Like the Phoenix lights.
Personally, I am absolutely satisfied with the explanation that the Phoenix Lights were military flare testing.
(a) Lt. Col. Ed Jones of the Maryland Air National Guard has twice confirmed to media he was involved in a night flare drop from A-10 Thunderbolts outside of Phoenix
(b) I wish I could find it off-hand, however, a KNXV news helicopter photographed a known and confirmed nighttime flare drop happening over Luke AFB in 2008 against amateur footage of the Phoenix Lights and the two looked absolutely identical. I need to check the KNXV web archives ... it's pretty astonishing how on the mark the two are.
This is another thing that just screams fraud at me.
Aside from the fact there is no "Department of Naval Intelligence" (it's the Office of Naval Intelligence), in U.S. government divisional naming hierarchies, the prefix "Department" refers to a cabinet-level agency. So, even if there were a 'black' organization paralleling the real one, one would imagine they would be the Bureau of Naval Intelligence, the Division of Naval Intelligence, the Section of Naval Intelligence, or anything other than "Department."
And why would they stamp their ID badges with MAJ (obviously a reference to Majestic, MJ-12)? I know I usually just toss my work ID badge on a table or the kitchen counter or wherever else when I get home. Stamping an ID badge with MAJ would necessitate that the badge itself be kept secret, which would kind of defeat the point in having it. However, it does feed into the UFO mythos.
According to this, Lazar took a polygraph. And passed. Interesting...
That is interesting. I didn't watch the whole story but my question would be: who administered the polygraph? With alien abductions you often find the hypnoregressionists are vaguely referred to as "qualified hypnotherapists" or "certified hypnotherapists." In many states, becoming "certified" as a hypnotherapist involves passing a multiple choice test and paying ten bucks to the state.
However, if the polygraph was administered by a legitimate and qualified tester that does raise an interesting question. Obviously someone can lie through a polygraph but it's not easy. So that would seem to leave, as options:

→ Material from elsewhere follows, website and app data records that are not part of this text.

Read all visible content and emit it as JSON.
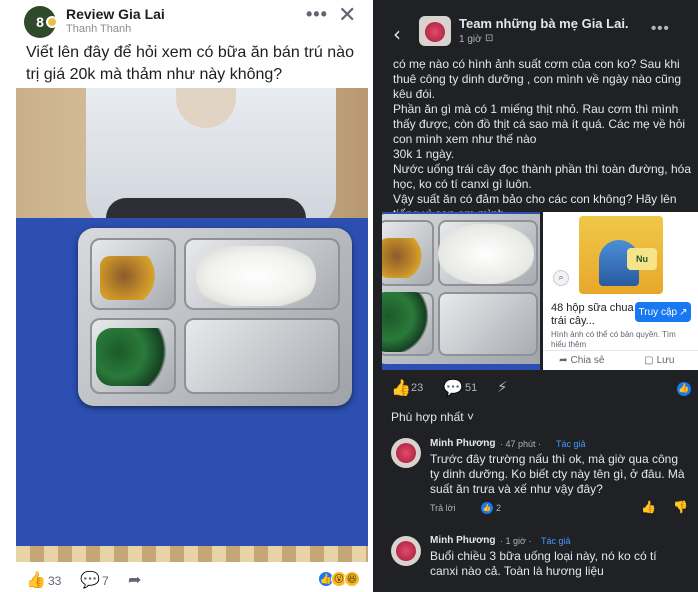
{
  "left_post": {
    "group_name": "Review Gia Lai",
    "author": "Thanh Thanh",
    "avatar_text": "8",
    "text": "Viết lên đây để hỏi xem có bữa ăn bán trú nào trị giá 20k mà thảm như này không?",
    "likes": "33",
    "comments": "7"
  },
  "right_post": {
    "group_name": "Team những bà mẹ Gia Lai.",
    "time": "1 giờ",
    "text_lines": [
      "có mẹ nào có hình ảnh suất cơm của con ko? Sau khi thuê công ty dinh dưỡng , con mình về ngày nào cũng kêu đói.",
      "Phần ăn gì mà có 1 miếng thịt nhỏ. Rau cơm thì mình thấy được, còn đồ thịt cá sao mà ít quá. Các mẹ về hỏi con mình xem như thế nào",
      "30k 1 ngày.",
      "Nước uống trái cây đọc thành phần thì toàn đường, hóa học, ko có tí canxi gì luôn.",
      "Vậy suất ăn có đảm bảo cho các con không? Hãy lên tiếng vì con em mình"
    ],
    "ad": {
      "title": "48 hộp sữa chua trái cây...",
      "button": "Truy cập",
      "note": "Hình ảnh có thể có bản quyền. Tìm hiểu thêm",
      "share": "Chia sẻ",
      "save": "Lưu",
      "badge": "Nu"
    },
    "likes": "23",
    "comments": "51",
    "sort_label": "Phù hợp nhất"
  },
  "comments": [
    {
      "name": "Minh Phương",
      "meta": "· 47 phút ·",
      "author_tag": "Tác giả",
      "text": "Trước đây trường nấu thì ok, mà giờ qua công ty dinh dưỡng. Ko biết cty này tên gì, ở đâu. Mà suất ăn trưa và xế như vậy đây?",
      "reply": "Trả lời",
      "reactions": "2"
    },
    {
      "name": "Minh Phương",
      "meta": "· 1 giờ ·",
      "author_tag": "Tác giả",
      "text": "Buổi chiều 3 bữa uống loại này, nó ko có tí canxi nào cả. Toàn là hương liệu"
    }
  ],
  "icons": {
    "like": "like-icon",
    "comment": "comment-icon",
    "share": "share-icon",
    "close": "close-icon",
    "more": "more-icon",
    "back": "back-arrow-icon",
    "globe": "globe-icon",
    "messenger": "messenger-icon",
    "search": "lens-icon"
  },
  "colors": {
    "accent": "#1877f2",
    "dark_bg": "#1f2125",
    "light_bg": "#ffffff"
  }
}
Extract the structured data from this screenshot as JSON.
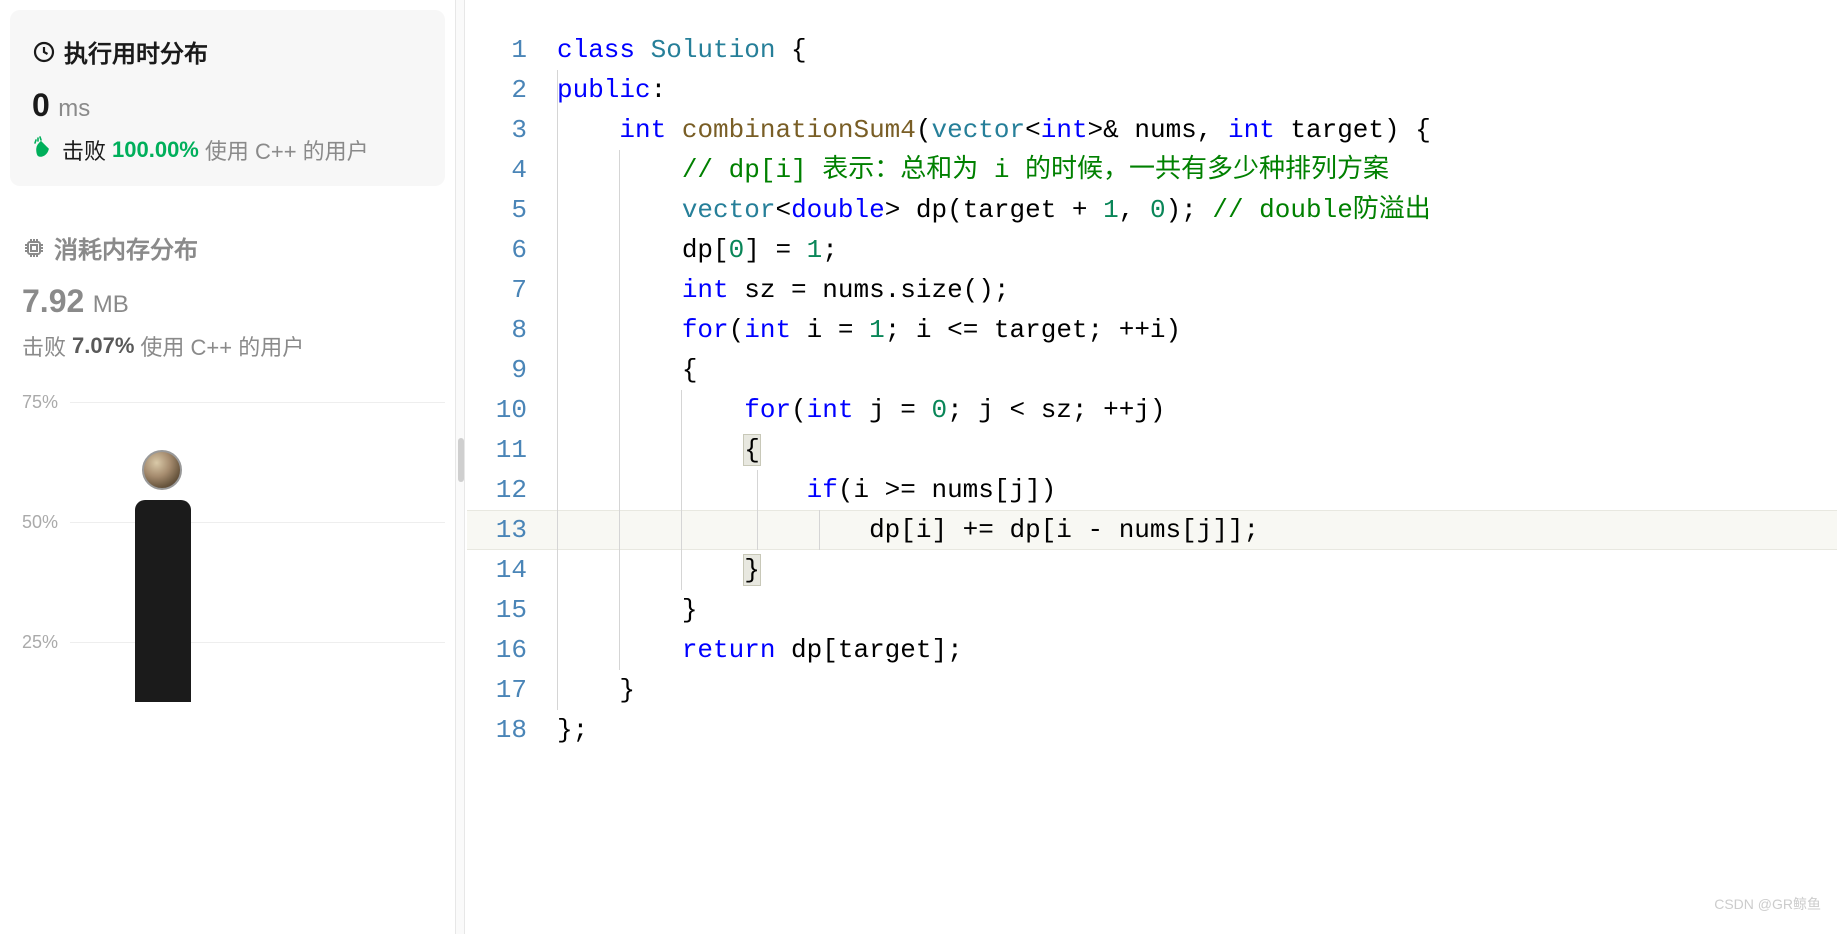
{
  "sidebar": {
    "runtime": {
      "title": "执行用时分布",
      "value": "0",
      "unit": "ms",
      "beats_label": "击败",
      "beats_pct": "100.00%",
      "beats_rest": "使用 C++ 的用户"
    },
    "memory": {
      "title": "消耗内存分布",
      "value": "7.92",
      "unit": "MB",
      "beats_label": "击败",
      "beats_pct": "7.07%",
      "beats_rest": "使用 C++ 的用户"
    },
    "chart": {
      "ticks": [
        "75%",
        "50%",
        "25%"
      ]
    }
  },
  "code": {
    "lines": {
      "l1": "1",
      "l2": "2",
      "l3": "3",
      "l4": "4",
      "l5": "5",
      "l6": "6",
      "l7": "7",
      "l8": "8",
      "l9": "9",
      "l10": "10",
      "l11": "11",
      "l12": "12",
      "l13": "13",
      "l14": "14",
      "l15": "15",
      "l16": "16",
      "l17": "17",
      "l18": "18"
    },
    "tokens": {
      "class": "class",
      "Solution": "Solution",
      "obrace": " {",
      "public": "public",
      "colon": ":",
      "int": "int",
      "fn": "combinationSum4",
      "vector": "vector",
      "lt": "<",
      "gt": ">",
      "amp_nums": "& nums, ",
      "target_decl": " target) {",
      "comment1": "// dp[i] 表示：总和为 i 的时候，一共有多少种排列方案",
      "double": "double",
      "dp_decl": "> dp(target + ",
      "one": "1",
      "zero": "0",
      "comma_sp": ", ",
      "paren_semi": "); ",
      "comment2": "// double防溢出",
      "dp0": "dp[",
      "brkt_eq": "] = ",
      "semi": ";",
      "sz_decl": " sz = nums.size();",
      "for": "for",
      "for1_a": "(",
      "for1_b": " i = ",
      "for1_c": "; i <= target; ++i)",
      "obrace2": "{",
      "for2_b": " j = ",
      "for2_c": "; j < sz; ++j)",
      "if": "if",
      "if_cond": "(i >= nums[j])",
      "dp_upd": "dp[i] += dp[i - nums[j]];",
      "cbrace": "}",
      "return": "return",
      "ret_expr": " dp[target];",
      "cbrace_semi": "};"
    }
  },
  "watermark": "CSDN @GR鲸鱼",
  "chart_data": {
    "type": "bar",
    "title": "执行用时分布",
    "xlabel": "",
    "ylabel": "%",
    "ylim": [
      0,
      100
    ],
    "categories": [
      "0 ms"
    ],
    "values": [
      72
    ]
  }
}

(1) Lazar has an exceptional talent for fooling polygraphs,
(2) Lazar's story is true,
(3) Lazar believes his story is true